Obesity Solutions is a transdisciplinary, collaborative effort to make sense of the confusing scientific knowledge and human emotions around weight, so we can create solutions that work in the real world. Recent research activities with the School of Human Evolution and Social Change have included efforts to understand weight stigma and weight gain in college students. Much of this research is done in collaboration with ASU student collaborators.
Visit the Obesity Solutions website for more information.
Trainer, S., A. Brewis, D. Williams, and J. Rosales Chavez. 2015. Obese, fat, or “just big”? Young adult deployment of and reaction to weight terms. Human Organization 74 (3): 266-275.
Brewis, A., A Wutich, and D.Williams. 2015. Teaching obesity: Stigma, structure, and self. In: R. Wilk and C. Swift (eds), Teaching Food and Culture, chapter 3. Left Coast Press, pp 35-48.
Williams, D, A. Brewis, S. Trainer, and J. Rosales Chavez. 2015. Fat by any other name: College students’ preferred clinical terminology. In: Chad Morris (ed.), The Applied Anthropology of Obesity: Prevention, Intervention, and Identity. Lexington Books, pp 151-162.
Brewis, A., Breuning, M., I. van Woerden, and S. Nelson. Weight stigma and eating behaviors on a college campus: Are students immune to stigma effects? Provisionally accepted, Preventive Medicine Reports.
Piper Health Solutions
|Deborah Williams, Arizona State University School of Human Evolution and Social Change|
|Alexandra Brewis Slade, Arizona State University School of Human Evolution and Social Change|
|Meg Bruening, Arizona State University College of Health Solutions|

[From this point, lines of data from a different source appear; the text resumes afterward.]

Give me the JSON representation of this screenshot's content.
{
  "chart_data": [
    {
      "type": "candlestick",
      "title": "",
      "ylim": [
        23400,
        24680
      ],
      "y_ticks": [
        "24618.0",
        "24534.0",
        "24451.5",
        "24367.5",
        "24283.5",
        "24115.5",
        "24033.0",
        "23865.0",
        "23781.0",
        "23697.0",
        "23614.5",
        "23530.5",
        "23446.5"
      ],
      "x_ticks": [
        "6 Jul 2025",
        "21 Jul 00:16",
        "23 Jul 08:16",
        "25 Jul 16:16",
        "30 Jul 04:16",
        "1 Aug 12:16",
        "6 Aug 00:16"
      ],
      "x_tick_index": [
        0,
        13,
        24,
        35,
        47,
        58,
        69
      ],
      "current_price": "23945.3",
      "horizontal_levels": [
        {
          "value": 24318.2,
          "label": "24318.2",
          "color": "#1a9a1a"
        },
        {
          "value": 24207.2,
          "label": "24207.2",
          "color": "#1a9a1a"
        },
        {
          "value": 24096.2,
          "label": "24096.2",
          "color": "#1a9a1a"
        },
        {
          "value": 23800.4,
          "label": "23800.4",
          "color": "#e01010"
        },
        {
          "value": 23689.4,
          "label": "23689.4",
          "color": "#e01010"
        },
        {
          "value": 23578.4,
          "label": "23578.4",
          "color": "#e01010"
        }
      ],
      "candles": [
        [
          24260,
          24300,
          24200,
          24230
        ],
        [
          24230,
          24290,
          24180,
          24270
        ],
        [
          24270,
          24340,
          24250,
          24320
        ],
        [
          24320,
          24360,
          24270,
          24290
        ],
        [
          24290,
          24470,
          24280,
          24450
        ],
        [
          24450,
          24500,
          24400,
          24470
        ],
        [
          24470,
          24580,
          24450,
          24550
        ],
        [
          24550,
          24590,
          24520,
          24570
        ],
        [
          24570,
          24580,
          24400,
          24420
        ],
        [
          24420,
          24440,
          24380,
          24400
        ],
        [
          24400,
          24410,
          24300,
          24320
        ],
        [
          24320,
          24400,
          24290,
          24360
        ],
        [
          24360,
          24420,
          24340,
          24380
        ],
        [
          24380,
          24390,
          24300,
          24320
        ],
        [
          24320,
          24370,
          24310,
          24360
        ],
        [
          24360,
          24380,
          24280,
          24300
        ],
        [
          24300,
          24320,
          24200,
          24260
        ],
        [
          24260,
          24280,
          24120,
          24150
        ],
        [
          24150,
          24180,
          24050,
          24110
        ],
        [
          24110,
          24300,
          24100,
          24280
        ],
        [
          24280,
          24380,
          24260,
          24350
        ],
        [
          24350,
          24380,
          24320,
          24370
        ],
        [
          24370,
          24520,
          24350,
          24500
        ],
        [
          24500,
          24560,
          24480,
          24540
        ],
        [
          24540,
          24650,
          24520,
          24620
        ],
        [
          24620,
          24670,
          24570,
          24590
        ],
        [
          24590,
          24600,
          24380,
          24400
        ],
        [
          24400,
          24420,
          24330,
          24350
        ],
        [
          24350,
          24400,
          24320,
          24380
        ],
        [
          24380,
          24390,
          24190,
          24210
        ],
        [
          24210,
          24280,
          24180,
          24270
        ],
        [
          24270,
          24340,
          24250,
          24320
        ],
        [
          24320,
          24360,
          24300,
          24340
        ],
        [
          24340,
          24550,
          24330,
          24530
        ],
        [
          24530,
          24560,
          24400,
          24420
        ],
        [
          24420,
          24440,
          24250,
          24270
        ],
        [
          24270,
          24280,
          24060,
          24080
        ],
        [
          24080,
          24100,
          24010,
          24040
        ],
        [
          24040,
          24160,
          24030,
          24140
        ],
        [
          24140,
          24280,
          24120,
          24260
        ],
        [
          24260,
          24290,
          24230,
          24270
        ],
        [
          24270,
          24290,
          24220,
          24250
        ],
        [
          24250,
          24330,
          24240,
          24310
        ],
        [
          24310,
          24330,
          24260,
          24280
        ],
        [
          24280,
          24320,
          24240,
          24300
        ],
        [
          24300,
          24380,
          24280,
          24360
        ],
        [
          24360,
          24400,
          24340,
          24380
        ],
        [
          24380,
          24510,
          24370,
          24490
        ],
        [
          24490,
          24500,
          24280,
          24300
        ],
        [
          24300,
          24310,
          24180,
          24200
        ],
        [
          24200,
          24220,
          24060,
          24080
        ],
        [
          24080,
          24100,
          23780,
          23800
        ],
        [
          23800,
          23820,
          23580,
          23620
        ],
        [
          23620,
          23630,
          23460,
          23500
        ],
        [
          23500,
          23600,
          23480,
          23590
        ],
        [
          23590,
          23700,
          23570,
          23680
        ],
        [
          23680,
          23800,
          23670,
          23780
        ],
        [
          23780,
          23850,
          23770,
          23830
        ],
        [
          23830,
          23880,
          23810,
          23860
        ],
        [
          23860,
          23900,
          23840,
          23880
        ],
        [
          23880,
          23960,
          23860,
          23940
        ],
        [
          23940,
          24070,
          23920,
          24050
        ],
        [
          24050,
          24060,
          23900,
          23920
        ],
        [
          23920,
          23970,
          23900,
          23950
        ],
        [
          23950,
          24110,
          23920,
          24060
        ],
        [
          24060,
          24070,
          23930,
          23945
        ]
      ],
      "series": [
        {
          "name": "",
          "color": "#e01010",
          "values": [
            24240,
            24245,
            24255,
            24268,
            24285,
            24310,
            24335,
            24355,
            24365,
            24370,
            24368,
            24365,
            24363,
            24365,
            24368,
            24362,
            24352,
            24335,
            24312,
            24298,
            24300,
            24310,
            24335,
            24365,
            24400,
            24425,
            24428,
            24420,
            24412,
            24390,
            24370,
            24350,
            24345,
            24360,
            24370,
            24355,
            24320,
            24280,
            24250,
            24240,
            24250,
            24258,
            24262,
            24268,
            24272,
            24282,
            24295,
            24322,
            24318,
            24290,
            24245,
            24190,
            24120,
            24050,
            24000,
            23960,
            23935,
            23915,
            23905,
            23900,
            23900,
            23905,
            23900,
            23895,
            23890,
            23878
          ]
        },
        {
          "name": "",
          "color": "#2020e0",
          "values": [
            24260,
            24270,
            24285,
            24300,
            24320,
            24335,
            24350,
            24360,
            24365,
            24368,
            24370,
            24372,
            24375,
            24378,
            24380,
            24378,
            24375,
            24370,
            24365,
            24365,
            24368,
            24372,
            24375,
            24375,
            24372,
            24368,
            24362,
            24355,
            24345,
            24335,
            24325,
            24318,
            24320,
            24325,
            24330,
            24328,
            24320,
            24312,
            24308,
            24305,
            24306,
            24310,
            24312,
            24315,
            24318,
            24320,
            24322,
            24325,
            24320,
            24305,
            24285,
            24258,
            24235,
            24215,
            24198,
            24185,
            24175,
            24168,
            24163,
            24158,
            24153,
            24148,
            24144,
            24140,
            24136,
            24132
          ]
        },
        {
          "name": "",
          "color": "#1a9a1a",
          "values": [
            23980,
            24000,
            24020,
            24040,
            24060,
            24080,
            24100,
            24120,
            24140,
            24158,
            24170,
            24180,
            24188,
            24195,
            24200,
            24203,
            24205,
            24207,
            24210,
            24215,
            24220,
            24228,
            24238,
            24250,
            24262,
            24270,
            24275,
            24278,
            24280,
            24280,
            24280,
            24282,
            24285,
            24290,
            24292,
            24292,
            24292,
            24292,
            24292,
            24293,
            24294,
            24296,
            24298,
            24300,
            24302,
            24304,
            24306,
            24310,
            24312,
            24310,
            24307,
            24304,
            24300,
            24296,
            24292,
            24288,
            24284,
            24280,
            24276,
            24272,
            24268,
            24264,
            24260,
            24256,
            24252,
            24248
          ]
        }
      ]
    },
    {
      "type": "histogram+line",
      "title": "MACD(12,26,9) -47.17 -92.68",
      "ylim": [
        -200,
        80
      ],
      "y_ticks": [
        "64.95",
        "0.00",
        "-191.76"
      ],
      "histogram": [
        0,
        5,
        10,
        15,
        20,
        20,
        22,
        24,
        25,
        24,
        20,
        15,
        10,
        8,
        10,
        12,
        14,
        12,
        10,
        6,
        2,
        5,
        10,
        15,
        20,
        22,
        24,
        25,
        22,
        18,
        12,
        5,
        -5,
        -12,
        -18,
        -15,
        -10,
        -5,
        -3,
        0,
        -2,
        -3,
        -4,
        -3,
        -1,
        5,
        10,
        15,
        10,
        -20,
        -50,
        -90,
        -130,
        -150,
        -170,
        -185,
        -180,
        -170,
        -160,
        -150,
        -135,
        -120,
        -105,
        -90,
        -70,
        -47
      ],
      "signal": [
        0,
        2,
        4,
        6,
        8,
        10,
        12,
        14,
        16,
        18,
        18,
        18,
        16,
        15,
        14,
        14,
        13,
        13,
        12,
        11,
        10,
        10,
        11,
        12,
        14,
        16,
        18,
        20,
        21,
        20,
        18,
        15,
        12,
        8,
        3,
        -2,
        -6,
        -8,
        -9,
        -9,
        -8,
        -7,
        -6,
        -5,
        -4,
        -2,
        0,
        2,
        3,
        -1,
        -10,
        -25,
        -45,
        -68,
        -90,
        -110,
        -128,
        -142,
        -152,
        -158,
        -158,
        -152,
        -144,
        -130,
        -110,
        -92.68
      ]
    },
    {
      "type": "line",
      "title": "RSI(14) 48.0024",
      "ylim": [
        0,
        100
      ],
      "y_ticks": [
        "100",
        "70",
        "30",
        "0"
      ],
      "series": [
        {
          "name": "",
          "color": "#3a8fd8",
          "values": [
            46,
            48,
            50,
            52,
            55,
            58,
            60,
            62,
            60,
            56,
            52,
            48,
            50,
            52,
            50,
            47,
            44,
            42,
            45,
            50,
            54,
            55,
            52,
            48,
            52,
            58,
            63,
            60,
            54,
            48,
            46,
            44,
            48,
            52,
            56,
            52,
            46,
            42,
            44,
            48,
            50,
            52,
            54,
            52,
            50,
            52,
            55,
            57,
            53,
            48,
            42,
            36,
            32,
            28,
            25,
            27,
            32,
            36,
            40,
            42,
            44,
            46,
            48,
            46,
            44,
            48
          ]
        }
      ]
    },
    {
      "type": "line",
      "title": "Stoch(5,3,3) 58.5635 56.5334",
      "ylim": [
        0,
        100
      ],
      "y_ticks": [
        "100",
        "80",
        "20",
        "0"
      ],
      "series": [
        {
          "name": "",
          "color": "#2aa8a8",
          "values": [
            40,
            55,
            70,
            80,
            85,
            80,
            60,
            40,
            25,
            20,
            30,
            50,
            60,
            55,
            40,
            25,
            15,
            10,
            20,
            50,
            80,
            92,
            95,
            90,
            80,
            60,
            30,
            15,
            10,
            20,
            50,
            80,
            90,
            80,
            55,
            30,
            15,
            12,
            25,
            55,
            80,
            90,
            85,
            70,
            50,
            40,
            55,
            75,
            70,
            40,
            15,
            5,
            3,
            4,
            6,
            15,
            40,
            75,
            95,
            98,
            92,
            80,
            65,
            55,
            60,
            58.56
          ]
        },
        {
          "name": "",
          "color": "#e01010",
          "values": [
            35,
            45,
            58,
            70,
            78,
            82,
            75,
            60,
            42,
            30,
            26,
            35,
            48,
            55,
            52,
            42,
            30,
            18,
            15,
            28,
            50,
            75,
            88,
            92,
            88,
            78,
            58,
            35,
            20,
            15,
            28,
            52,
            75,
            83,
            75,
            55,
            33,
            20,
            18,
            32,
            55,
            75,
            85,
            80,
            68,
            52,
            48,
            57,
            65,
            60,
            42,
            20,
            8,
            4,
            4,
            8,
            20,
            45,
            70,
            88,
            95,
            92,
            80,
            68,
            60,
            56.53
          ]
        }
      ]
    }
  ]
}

|Amber Wutich, Arizona State University School of Human Evolution and Social Change|
|Seung Yong Han, Arizona State University School of Human Evolution and Social Change|